Rogue One: A Star Wars Story proves that new movies within the universe created by George Lucas can work even without the significance of the Skywalker family or Jedi. The first standalone film directed by Gareth Edwards grossed $155 million in its opening weekend domestically, and has raked in $290.5 million globally, so we are definitely going to be seeing more of these stories.
One of the most compelling elements within Rogue One was the film’s conclusion. Obviously, we all know how the film would eventually end – the Death Star plans would be stolen, and we lead into the events of A New Hope. But it’s one thing to know the ultimate conclusion, but how about the actual journey to that conclusion? Well, Edwards and company have crafted a very compelling new entry within the franchise that introduces us to characters that would usually be in the background of the whole adventure – the unsung, everyday heroes that don’t have the destiny of the Skywalkers, but band together for a common cause against the Empire.
Much has been discussed about the film’s enthralling third act, in which the climax sticks to the film’s goals of being a true boots-on-the-ground war film. And much like some of the best films within that subgenre of cinema, there are bound to be a few casualties, and going into Rogue One, I expected that to be the case. But the fact that the film kills off every new major character is incredibly ballsy. And knowing that this may be the first true war film that many young audiences may see, it will give parents the opportunity to teach their kids a lesson about the cost of what war has on the world, and in our history.

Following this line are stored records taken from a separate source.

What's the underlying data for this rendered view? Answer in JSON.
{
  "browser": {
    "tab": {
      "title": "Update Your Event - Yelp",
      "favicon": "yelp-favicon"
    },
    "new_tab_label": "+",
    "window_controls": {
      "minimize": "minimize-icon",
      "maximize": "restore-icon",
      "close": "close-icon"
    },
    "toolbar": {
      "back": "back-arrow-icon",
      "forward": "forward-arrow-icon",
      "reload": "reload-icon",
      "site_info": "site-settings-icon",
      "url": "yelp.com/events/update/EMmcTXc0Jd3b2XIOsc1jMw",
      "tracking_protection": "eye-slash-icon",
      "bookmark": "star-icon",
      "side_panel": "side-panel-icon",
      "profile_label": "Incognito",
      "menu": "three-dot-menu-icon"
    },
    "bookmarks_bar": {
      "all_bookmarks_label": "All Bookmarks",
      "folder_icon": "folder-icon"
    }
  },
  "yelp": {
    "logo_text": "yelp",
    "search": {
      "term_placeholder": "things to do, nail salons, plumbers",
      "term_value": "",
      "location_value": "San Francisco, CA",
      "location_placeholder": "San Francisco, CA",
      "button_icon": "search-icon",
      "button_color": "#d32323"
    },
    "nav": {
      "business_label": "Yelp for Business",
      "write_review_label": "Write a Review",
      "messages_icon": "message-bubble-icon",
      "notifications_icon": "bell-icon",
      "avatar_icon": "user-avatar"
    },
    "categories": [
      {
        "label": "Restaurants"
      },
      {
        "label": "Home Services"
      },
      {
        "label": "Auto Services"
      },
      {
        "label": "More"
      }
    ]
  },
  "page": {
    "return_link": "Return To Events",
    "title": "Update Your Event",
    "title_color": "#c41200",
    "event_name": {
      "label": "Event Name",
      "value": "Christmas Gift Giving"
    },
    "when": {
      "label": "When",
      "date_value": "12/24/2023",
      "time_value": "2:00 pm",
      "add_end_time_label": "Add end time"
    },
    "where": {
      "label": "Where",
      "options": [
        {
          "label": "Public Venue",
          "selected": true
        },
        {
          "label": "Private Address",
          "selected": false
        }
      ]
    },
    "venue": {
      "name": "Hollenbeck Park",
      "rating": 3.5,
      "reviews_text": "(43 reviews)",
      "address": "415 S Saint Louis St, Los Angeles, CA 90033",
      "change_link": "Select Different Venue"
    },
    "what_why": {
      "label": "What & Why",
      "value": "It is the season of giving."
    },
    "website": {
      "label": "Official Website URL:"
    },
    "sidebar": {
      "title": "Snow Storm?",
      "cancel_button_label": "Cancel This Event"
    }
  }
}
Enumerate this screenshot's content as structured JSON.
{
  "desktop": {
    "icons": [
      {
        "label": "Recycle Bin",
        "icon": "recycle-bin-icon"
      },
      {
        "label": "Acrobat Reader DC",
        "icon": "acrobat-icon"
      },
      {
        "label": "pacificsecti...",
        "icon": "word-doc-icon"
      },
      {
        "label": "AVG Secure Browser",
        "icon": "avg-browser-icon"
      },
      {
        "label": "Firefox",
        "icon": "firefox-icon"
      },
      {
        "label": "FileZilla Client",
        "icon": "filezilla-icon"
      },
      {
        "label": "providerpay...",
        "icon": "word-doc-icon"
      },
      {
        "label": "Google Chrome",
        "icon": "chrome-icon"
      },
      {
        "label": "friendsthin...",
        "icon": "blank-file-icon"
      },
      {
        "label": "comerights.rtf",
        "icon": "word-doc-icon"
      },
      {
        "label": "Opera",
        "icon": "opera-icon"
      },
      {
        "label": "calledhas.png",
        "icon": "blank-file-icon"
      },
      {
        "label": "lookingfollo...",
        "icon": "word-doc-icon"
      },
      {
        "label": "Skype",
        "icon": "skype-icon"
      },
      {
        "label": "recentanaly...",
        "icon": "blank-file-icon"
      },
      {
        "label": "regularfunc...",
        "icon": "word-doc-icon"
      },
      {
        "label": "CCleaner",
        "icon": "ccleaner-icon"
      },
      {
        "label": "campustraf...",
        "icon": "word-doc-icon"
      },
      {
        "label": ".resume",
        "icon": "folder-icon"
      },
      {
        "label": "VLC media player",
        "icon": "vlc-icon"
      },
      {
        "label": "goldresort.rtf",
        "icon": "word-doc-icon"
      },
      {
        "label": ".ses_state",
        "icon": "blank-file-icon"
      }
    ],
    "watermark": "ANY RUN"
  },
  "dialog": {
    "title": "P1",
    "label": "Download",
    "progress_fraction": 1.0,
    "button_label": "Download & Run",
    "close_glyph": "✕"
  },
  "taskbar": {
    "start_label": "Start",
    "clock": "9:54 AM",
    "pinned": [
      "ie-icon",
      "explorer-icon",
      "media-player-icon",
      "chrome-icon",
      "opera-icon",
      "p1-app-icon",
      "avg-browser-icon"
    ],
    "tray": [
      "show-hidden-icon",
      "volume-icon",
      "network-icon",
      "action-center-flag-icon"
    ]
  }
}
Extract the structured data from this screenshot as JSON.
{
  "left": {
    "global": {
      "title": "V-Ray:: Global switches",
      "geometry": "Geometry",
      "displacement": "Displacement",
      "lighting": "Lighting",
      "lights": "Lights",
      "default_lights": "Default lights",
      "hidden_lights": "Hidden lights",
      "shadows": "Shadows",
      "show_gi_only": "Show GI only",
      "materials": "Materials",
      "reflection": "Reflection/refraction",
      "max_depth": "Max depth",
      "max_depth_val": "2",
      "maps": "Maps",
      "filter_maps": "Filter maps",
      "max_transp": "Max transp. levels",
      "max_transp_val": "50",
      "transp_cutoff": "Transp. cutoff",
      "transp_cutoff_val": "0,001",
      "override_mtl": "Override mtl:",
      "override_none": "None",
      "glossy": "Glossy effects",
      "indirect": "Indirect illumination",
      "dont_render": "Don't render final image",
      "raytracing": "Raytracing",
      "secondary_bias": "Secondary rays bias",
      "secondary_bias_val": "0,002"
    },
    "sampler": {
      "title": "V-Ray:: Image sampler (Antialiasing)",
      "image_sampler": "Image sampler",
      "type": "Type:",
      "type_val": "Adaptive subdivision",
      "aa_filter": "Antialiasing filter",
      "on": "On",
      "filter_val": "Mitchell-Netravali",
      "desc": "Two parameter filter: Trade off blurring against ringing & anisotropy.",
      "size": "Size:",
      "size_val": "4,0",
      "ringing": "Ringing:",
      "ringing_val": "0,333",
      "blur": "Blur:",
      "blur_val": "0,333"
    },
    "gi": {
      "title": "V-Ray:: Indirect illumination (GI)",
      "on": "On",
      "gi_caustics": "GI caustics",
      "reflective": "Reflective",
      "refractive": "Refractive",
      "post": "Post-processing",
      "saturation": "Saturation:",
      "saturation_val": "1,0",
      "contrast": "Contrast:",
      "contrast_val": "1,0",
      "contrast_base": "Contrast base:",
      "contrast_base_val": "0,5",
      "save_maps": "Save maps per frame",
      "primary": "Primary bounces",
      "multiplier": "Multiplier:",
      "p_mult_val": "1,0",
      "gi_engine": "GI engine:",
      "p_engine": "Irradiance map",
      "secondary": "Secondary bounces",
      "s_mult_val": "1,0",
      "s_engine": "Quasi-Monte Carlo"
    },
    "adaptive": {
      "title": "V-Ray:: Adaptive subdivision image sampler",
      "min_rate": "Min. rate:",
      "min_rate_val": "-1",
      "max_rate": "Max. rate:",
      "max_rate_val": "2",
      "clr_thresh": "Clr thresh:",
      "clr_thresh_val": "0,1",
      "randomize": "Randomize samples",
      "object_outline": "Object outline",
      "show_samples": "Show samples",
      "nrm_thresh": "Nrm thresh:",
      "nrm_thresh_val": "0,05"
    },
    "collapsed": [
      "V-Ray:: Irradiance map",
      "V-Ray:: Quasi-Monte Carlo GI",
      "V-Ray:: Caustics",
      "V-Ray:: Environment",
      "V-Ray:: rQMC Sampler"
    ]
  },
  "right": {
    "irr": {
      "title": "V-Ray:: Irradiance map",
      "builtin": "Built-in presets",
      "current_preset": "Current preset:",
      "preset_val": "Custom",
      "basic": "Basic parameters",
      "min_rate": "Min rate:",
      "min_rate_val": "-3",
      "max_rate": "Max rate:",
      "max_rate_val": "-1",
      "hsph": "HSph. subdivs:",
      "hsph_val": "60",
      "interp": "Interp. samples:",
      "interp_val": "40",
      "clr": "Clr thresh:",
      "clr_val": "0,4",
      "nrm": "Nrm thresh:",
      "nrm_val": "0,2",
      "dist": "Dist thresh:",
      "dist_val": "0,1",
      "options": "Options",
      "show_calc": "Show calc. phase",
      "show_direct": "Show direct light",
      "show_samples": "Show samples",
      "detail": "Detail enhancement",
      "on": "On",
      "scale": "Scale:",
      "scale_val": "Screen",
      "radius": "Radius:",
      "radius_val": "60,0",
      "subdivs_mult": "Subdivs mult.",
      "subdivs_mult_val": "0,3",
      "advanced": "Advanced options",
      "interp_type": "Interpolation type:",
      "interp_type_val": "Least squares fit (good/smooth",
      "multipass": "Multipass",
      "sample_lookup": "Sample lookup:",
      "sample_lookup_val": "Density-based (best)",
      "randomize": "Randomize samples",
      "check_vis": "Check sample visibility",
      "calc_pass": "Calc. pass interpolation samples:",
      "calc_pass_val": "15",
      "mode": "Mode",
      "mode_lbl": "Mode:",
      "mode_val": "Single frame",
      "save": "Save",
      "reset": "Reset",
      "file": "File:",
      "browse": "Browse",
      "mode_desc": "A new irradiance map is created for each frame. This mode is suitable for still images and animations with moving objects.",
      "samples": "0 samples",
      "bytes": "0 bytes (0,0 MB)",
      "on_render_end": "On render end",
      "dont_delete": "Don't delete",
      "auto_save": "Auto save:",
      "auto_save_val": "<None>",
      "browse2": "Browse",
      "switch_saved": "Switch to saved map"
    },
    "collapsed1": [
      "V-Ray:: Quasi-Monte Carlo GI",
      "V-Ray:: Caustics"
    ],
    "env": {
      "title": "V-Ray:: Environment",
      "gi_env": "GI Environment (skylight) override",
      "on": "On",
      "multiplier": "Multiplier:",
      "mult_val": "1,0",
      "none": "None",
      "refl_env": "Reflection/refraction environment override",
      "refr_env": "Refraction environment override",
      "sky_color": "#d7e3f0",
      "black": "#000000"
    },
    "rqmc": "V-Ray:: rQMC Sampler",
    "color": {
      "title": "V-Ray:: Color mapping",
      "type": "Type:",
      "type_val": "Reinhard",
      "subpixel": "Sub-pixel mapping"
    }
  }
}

Director Gareth Edwards appeared on the Empire Podcast, discussing the film in great, spoileriffic detail. When asked about the decision to kill off every member of the Rogue One team, Edwards explained the process to how the story team was brought to that conclusion:
“I mean, it’s a great Disney tradition isn’t it? For ever single character to die in all their movies. I think there was an early version – the very first version they didn’t [die] in the screenplay. And it was just assumed by us that we couldn’t do that and they’re not gonna let us do that. So we’re trying to figure out how this ends where that doesn’t happen. And then everyone read that, and there was just this feeling of like, “They gotta die right?” And everyone was like, “Yeah, can we?” And we thought we weren’t gonna be allowed to, but Kathy [Kennedy] and everyone at Disney were like, “Yeah, makes sense.” I guess they have to because they’re not in A New Hope. And so from that point on, we had the license and I kept waiting for someone to go, “You know what, can you just film an extra scene where we see Jyn and Cassian, they’re okay, and they’re on another planet and la la la…” And [that] never ever came, and no one gave us that note so we got to do it.”
I applaud Kathleen Kennedy and LucasFilm for making this decision for the characters. Even as someone who loves the films within the Marvel Cinematic Universe, it’s become hard for me to believe that certain characters would remain dead. Sure, an argument can be made that this follows what the comics have been doing for years, but on a cinematic landscape, it can feel tedious. It’s refreshing to see a major blockbuster – let alone a Star Wars movie make a huge risk like this.
Rogue One: A Star Wars Story is in theaters now.
Source: Empire Podcast